> WHAT IS BEING ASKED
Find the lines below in which the string "muốn" occurs. Copy each one.

DATASET EXTRACT START

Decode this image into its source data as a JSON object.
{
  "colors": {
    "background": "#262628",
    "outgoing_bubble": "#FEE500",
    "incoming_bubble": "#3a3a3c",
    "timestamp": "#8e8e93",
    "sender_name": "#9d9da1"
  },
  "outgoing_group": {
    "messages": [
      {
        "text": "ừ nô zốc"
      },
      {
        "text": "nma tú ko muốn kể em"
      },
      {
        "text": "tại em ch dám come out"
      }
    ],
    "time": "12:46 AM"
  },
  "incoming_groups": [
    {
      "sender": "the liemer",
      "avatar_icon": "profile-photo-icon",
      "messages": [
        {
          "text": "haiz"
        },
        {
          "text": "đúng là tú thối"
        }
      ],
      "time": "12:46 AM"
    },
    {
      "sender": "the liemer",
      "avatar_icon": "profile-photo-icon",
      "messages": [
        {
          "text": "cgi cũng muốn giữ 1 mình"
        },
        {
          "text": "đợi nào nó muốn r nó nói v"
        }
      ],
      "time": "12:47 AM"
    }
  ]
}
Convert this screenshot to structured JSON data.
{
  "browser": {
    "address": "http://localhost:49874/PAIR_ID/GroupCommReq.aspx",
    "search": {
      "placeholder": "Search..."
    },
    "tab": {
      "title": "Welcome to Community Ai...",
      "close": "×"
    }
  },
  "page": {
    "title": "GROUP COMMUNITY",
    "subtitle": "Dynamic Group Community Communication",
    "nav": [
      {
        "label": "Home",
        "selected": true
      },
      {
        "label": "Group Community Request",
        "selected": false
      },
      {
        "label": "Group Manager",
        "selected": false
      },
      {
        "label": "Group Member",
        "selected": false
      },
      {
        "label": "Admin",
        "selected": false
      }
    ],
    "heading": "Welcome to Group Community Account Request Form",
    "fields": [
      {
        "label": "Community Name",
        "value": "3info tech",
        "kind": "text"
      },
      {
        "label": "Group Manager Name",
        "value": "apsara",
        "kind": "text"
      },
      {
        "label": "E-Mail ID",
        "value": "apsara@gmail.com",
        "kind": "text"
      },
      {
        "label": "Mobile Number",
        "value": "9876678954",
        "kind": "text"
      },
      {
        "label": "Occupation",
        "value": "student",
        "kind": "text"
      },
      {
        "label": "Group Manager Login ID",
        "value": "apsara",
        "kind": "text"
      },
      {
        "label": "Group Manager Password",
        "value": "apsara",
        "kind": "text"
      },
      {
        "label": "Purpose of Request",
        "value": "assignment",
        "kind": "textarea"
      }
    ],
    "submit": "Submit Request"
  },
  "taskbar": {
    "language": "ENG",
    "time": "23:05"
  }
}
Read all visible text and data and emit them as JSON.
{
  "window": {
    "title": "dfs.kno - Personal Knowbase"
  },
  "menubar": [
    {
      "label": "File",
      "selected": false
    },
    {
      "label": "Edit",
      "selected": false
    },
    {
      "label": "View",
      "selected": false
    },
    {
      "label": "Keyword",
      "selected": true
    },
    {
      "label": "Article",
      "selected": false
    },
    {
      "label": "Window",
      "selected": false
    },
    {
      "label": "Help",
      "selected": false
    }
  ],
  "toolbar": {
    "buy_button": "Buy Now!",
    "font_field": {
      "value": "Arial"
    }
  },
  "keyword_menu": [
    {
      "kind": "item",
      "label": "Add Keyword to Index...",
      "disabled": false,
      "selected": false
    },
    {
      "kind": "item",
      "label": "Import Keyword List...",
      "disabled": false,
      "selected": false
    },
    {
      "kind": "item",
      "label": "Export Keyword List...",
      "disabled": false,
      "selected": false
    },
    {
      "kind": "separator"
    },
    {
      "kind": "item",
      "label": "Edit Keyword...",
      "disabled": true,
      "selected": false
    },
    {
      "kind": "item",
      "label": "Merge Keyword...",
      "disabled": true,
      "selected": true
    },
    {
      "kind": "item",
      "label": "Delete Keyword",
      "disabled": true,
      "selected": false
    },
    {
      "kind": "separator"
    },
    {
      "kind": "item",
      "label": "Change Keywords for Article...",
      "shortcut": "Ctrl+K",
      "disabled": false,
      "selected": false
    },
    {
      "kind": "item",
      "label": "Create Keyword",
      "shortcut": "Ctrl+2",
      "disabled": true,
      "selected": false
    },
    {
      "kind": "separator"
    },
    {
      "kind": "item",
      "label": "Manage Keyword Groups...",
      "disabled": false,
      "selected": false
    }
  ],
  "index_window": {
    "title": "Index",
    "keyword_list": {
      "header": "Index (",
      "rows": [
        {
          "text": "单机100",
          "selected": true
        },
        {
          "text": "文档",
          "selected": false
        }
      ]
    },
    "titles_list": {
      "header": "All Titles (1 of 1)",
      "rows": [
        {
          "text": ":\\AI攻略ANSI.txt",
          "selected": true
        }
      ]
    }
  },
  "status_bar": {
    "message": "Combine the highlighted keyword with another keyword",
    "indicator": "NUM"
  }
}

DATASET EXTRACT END

> TASK RESPONSE
        "text": "nma tú ko muốn kể em"
          "text": "cgi cũng muốn giữ 1 mình"
          "text": "đợi nào nó muốn r nó nói v"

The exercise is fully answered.